• _Requirement_:
All lines in the data bearing the string "Вчера" should be identified and copied.

Segment Start: Material for this task

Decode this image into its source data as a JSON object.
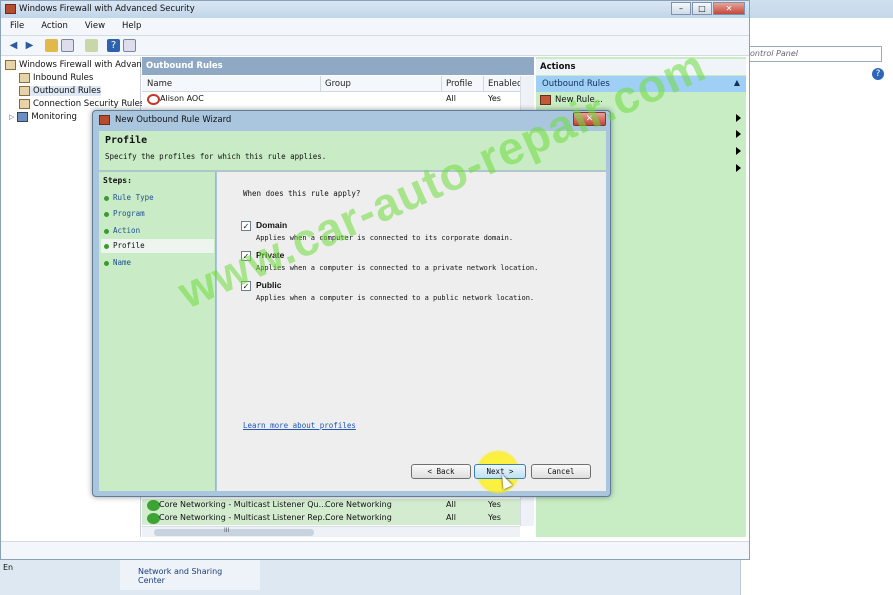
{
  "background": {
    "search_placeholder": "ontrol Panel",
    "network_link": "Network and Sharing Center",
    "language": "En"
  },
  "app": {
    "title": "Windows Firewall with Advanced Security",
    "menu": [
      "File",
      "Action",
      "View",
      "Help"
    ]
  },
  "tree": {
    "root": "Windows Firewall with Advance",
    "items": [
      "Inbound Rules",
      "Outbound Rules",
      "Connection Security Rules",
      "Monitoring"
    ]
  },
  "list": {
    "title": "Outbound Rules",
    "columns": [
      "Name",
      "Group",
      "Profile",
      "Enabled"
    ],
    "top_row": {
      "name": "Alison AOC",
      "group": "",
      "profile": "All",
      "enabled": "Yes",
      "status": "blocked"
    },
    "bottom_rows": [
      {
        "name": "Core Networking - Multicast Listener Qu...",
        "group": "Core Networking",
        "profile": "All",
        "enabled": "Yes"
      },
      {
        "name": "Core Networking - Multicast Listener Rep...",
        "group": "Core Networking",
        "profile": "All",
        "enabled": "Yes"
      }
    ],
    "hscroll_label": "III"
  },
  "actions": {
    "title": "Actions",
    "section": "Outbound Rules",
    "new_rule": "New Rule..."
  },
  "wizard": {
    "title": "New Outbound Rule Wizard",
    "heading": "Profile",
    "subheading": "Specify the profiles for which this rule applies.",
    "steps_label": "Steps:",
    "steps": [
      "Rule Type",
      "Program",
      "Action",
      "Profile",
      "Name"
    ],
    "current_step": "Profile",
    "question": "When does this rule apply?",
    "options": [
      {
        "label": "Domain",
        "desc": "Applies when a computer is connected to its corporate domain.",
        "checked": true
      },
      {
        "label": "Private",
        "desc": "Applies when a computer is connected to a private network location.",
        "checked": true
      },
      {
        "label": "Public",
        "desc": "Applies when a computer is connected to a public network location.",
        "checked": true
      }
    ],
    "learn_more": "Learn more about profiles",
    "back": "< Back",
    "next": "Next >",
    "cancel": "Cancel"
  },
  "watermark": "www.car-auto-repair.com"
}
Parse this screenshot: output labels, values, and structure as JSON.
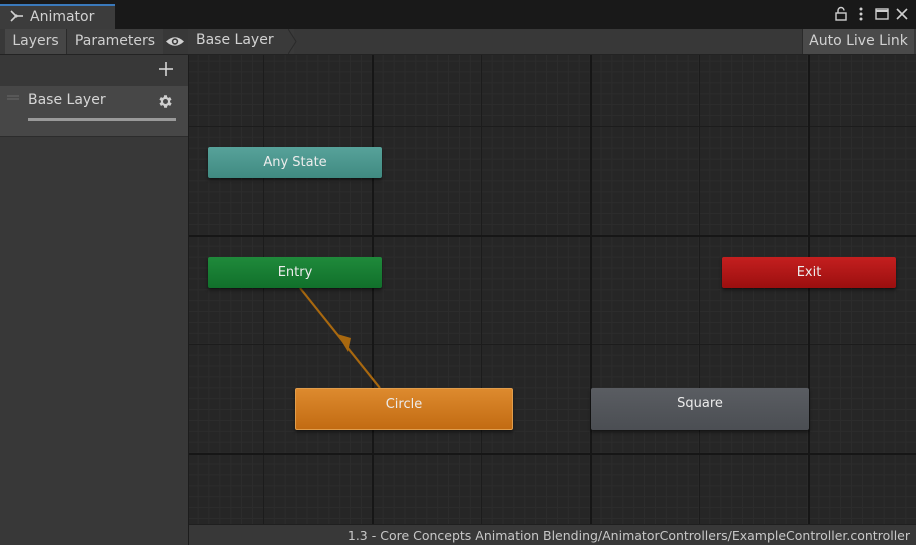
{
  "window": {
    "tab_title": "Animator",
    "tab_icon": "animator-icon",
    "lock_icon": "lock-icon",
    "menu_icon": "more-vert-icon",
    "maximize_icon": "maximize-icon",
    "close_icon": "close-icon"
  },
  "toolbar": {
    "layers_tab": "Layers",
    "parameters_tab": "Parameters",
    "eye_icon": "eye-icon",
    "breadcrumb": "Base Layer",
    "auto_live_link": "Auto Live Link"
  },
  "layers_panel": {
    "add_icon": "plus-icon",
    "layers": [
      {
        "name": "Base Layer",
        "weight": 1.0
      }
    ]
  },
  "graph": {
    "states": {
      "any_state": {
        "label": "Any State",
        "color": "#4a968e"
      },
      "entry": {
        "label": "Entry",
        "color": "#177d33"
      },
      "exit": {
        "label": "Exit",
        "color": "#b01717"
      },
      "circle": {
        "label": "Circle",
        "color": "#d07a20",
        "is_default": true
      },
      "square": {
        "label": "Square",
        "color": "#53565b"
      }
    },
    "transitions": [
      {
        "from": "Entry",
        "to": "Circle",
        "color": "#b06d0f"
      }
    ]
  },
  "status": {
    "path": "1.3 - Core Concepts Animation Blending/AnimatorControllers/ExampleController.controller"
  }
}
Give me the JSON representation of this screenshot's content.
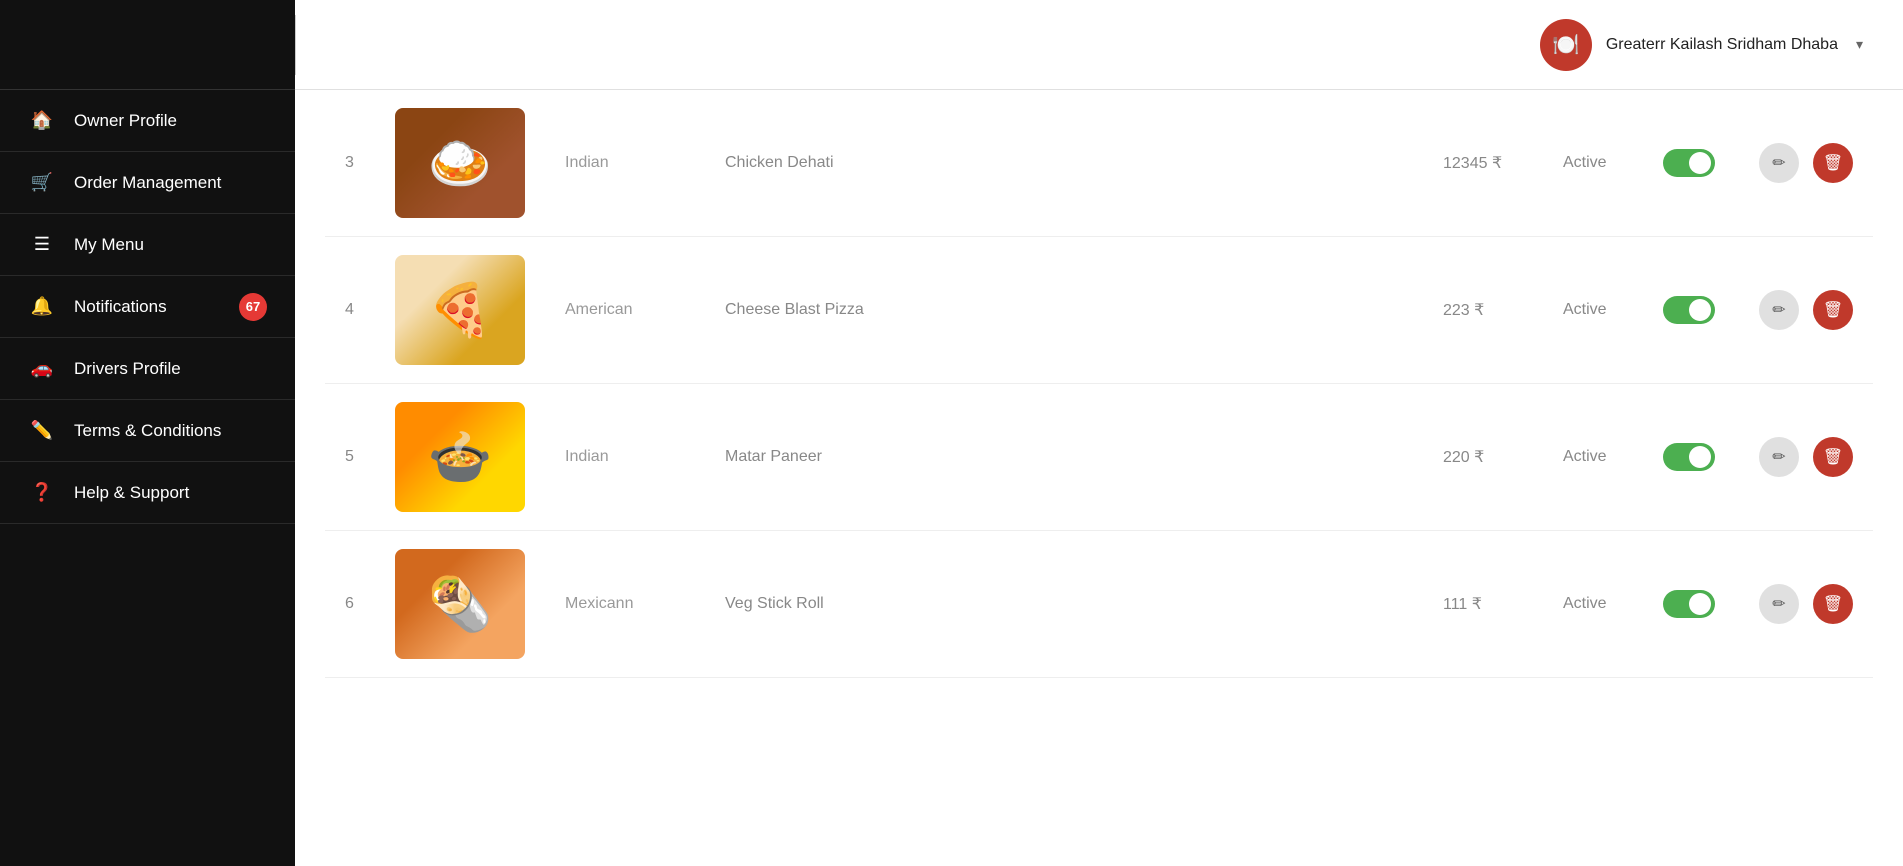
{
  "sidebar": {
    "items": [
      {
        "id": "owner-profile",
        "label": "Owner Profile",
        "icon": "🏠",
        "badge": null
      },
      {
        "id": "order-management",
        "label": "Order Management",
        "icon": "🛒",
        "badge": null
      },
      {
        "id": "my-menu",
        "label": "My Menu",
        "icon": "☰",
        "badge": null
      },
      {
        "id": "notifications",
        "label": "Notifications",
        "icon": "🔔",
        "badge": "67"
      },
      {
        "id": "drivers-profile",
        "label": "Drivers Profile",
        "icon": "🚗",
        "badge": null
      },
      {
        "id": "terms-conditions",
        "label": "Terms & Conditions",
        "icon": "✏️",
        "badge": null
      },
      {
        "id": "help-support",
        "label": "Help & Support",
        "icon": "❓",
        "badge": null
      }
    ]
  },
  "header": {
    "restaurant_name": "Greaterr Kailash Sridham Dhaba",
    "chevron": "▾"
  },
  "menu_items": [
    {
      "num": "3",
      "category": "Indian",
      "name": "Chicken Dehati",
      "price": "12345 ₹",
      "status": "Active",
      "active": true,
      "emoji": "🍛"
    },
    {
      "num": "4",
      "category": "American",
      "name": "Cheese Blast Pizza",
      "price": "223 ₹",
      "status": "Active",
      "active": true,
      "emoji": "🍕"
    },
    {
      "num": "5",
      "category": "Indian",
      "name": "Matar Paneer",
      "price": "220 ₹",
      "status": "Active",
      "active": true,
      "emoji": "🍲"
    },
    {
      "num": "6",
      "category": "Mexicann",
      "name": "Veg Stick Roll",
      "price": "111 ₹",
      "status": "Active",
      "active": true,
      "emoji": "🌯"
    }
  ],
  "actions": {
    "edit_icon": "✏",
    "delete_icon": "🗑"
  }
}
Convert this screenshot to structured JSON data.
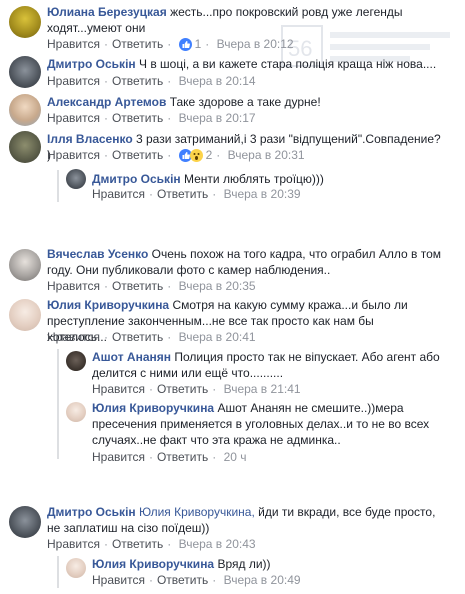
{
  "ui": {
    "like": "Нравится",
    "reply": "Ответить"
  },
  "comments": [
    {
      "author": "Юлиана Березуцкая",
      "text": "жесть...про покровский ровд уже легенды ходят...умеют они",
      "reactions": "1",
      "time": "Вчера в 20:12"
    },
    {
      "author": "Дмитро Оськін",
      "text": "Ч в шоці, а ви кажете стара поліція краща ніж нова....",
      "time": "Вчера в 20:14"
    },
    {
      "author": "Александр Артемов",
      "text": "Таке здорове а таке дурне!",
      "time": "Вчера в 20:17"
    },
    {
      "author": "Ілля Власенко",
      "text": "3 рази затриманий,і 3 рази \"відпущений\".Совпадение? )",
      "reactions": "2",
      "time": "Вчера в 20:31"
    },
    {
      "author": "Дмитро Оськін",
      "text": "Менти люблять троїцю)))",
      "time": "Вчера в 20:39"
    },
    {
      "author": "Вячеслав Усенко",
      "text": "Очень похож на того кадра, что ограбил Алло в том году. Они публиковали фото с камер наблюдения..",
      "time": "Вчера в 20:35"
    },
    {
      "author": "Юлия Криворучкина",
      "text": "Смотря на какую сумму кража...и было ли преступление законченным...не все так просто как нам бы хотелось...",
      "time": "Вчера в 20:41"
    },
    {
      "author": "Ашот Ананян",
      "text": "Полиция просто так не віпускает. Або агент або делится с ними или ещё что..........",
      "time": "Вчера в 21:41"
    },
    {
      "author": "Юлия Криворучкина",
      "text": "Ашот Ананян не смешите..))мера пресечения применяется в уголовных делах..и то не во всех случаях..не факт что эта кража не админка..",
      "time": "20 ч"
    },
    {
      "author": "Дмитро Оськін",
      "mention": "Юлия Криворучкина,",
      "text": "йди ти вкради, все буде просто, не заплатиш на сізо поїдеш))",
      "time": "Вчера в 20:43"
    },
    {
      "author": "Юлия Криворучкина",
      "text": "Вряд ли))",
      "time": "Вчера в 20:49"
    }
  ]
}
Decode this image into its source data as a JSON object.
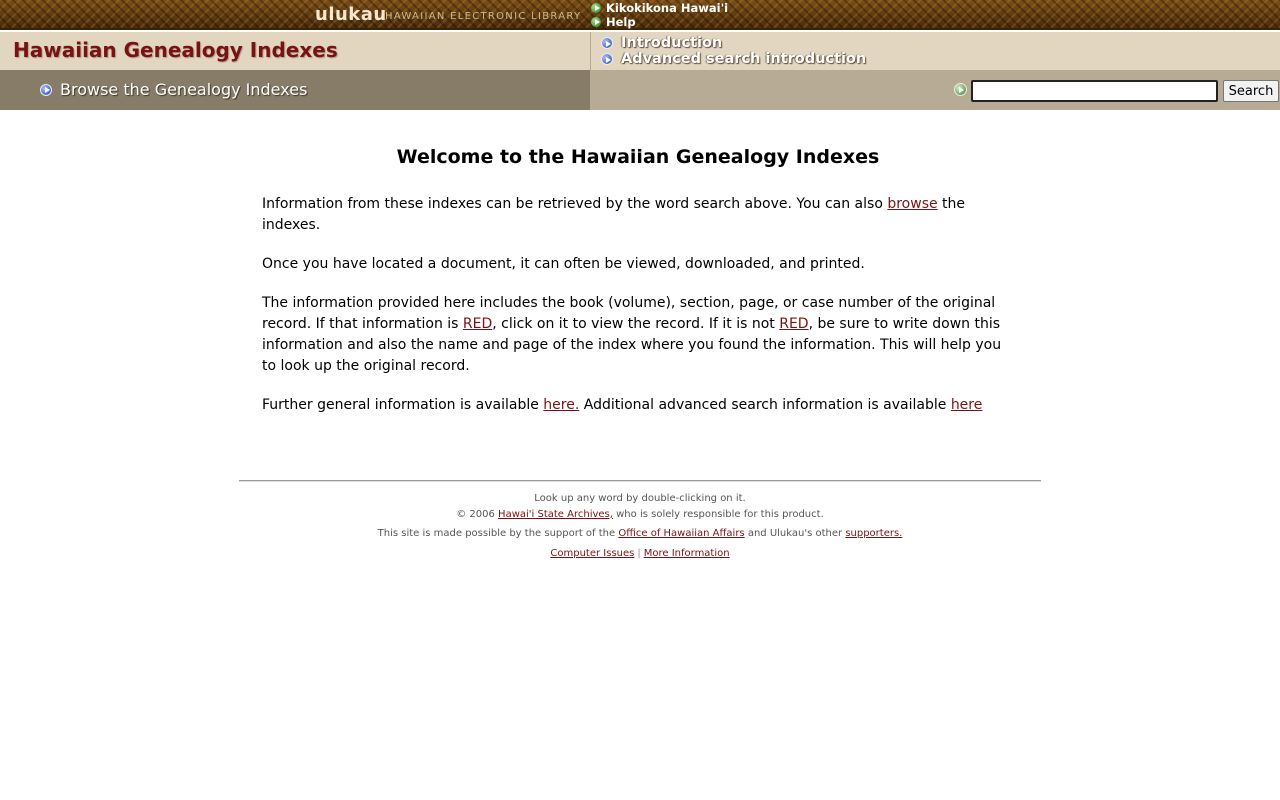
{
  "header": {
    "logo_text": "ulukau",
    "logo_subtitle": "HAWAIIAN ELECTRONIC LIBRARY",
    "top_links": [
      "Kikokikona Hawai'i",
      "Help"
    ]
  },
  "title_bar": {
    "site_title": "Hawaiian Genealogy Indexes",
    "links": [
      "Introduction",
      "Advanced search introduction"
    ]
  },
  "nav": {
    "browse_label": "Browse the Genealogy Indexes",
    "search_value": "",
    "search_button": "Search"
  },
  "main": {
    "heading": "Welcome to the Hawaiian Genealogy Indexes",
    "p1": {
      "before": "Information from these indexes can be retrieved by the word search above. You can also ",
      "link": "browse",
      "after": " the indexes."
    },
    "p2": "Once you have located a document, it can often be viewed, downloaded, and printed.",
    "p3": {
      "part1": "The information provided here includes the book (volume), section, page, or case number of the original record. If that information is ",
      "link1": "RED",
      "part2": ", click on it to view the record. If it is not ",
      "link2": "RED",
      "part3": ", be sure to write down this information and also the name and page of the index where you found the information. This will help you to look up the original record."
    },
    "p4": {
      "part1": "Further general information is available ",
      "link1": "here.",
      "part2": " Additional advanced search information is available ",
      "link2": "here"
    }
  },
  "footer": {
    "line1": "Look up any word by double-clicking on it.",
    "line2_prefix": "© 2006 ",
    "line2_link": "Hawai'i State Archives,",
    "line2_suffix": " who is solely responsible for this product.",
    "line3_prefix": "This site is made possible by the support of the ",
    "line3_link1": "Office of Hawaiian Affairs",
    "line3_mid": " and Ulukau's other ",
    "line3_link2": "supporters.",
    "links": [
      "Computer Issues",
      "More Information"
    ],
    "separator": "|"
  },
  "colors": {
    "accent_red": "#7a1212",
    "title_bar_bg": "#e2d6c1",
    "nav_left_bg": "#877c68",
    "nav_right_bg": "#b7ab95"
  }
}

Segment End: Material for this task

• _Output of the task_:
      "time": "Вчера в 20:12"
      "time": "Вчера в 20:14"
      "time": "Вчера в 20:17"
      "time": "Вчера в 20:31"
      "time": "Вчера в 20:39"
      "time": "Вчера в 20:35"
      "time": "Вчера в 20:41"
      "time": "Вчера в 21:41"
      "time": "Вчера в 20:43"
      "time": "Вчера в 20:49"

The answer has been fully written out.